Ms. Rigo, who is a communications coordinator, hired two months ago, is the face of the chamber, handling all social media and event planning, among other duties.

“The goal is to get members to engage, whether in person or online,” Ms. Rigo said. “I work to get people in the door and engage them with the chamber as well as think of ways to make events new and exciting.”

These events include everything from after-hours get-togethers and coffee networking events to golf outings and more.

“I bring them, and Libby takes care of them,” Ms McMillin said.

The three, aged between 20 and 50, say they work collaboratively every day from their office on SOM Center Road.

“We’re always talking about something,” Ms McMillin said of herself and her colleagues. “There is always a question to ask.

“There’s a lot of learning,” Ms. McMillin said. “We are also learning to work with each other.

“We pride ourselves on getting to know each other as a team,” Mr. Bennett added, always exploring how they can make things better together in light of a changing world.

Although it’s one of the largest and growing chambers in northeast Ohio, the Solon chamber staff gets the job done in a small space, measuring just 920 square feet.

They are currently in a period of major growth, Bennett noted, adding and retaining more members.

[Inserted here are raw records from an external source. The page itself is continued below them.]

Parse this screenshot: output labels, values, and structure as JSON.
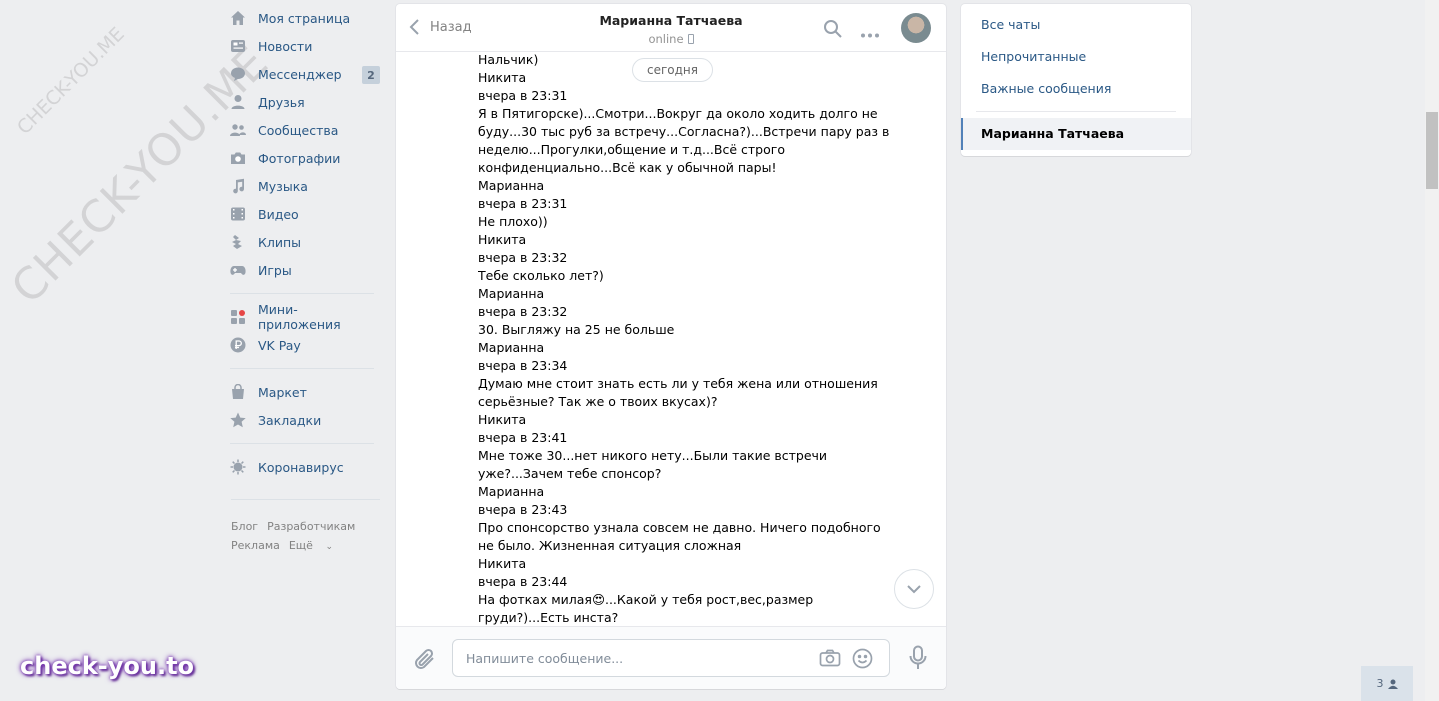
{
  "sidebar": {
    "items": [
      {
        "label": "Моя страница",
        "icon": "home-icon"
      },
      {
        "label": "Новости",
        "icon": "news-icon"
      },
      {
        "label": "Мессенджер",
        "icon": "messenger-icon",
        "badge": "2"
      },
      {
        "label": "Друзья",
        "icon": "friends-icon"
      },
      {
        "label": "Сообщества",
        "icon": "communities-icon"
      },
      {
        "label": "Фотографии",
        "icon": "photos-icon"
      },
      {
        "label": "Музыка",
        "icon": "music-icon"
      },
      {
        "label": "Видео",
        "icon": "video-icon"
      },
      {
        "label": "Клипы",
        "icon": "clips-icon"
      },
      {
        "label": "Игры",
        "icon": "games-icon"
      }
    ],
    "items2": [
      {
        "label": "Мини-приложения",
        "icon": "mini-apps-icon"
      },
      {
        "label": "VK Pay",
        "icon": "vk-pay-icon"
      }
    ],
    "items3": [
      {
        "label": "Маркет",
        "icon": "market-icon"
      },
      {
        "label": "Закладки",
        "icon": "bookmarks-icon"
      }
    ],
    "items4": [
      {
        "label": "Коронавирус",
        "icon": "coronavirus-icon"
      }
    ],
    "footer": {
      "blog": "Блог",
      "developers": "Разработчикам",
      "ads": "Реклама",
      "more": "Ещё"
    }
  },
  "chat": {
    "back_label": "Назад",
    "peer_name": "Марианна Татчаева",
    "peer_status": "online",
    "date_pill": "сегодня",
    "input_placeholder": "Напишите сообщение...",
    "lines": [
      "Нальчик)",
      "Никита",
      "вчера в 23:31",
      "Я в Пятигорске)...Смотри...Вокруг да около ходить долго не",
      "буду...30 тыс руб за встречу...Согласна?)...Встречи пару раз в",
      "неделю...Прогулки,общение и т.д...Всё строго",
      "конфиденциально...Всё как у обычной пары!",
      "Марианна",
      "вчера в 23:31",
      "Не плохо))",
      "Никита",
      "вчера в 23:32",
      "Тебе сколько лет?)",
      "Марианна",
      "вчера в 23:32",
      "30. Выгляжу на 25 не больше",
      "Марианна",
      "вчера в 23:34",
      "Думаю мне стоит знать есть ли у тебя жена или отношения",
      "серьёзные? Так же о твоих вкусах)?",
      "Никита",
      "вчера в 23:41",
      "Мне тоже 30...нет никого нету...Были такие встречи",
      "уже?...Зачем тебе спонсор?",
      "Марианна",
      "вчера в 23:43",
      "Про спонсорство узнала совсем не давно. Ничего подобного",
      "не было. Жизненная ситуация сложная",
      "Никита",
      "вчера в 23:44",
      "На фотках милая😍...Какой у тебя рост,вес,размер",
      "груди?)...Есть инста?"
    ]
  },
  "right_panel": {
    "all_chats": "Все чаты",
    "unread": "Непрочитанные",
    "important": "Важные сообщения",
    "active_chat": "Марианна Татчаева"
  },
  "friends_online": "3",
  "watermarks": {
    "diagonal_big": "CHECK-YOU.ME",
    "diagonal_small": "CHECK-YOU.ME",
    "logo": "check-you.to"
  }
}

“In 2021, we added 99 new members in the midst of a pandemic and grew by 8.5%,” he said.

At the same time, staff have seen 100% turnover “in a positive way” over the past year, Mr Bennett continued, with his two former employees landing good jobs that furthered their careers, said he declared.

The Solon Chamber, which began in 1927, has a variety of members, unique from other communities.

“We have Nestlé and Swagelok right down to home businesses and everything in between,” Bennett said.

Mr Bennett said the chamber’s biggest challenge “is our members’ biggest challenge”.

These days, it’s about workforce development, inflationary impacts and supply chain issues, among others, he said.

“When these issues affect our business, we need to make sure that what we do helps counter that,” Bennett said.

The chamber showcases a variety of programs as part of its offerings, addressing current issues such as free COVID-19 testing and what that means for businesses.

“This is the area where we have become strongest over the past two years,” Bennett said. “We take the issues we hear (from our members) and decide who can we call on to address them.”

Each of the staff brings a certain skill set, with Ms Rigo bringing a youthful enthusiasm for her role as well as an excitement to be in a non-profit setting, she said.

“I’m just thrilled to be doing all of these things and I can’t wait to keep doing it,” Ms. Rigo said. The goal as COVID gets more under control is to get out there and introduce yourself to more people, she added.

“Working with events is always what I’ve wanted to do,” she added.

“I’m not afraid to talk to any type of people,” Ms. McMillin said, thanks to her varied professional background. “I’ve had a lot of different experiences and found a way to connect with a lot of different people.”

Mr. Bennett is enthusiastic about both the chamber itself and the city it serves.

He attends City Council meetings when various topics affecting the business community are discussed.

“At one point, I had no idea what a bedroom was,” he laughs.

Now he works to guide businesses through good times and bad.

“Times are tough for many businesses,” he said, “so why should they spend money on renewal?

“We show them the benefits.”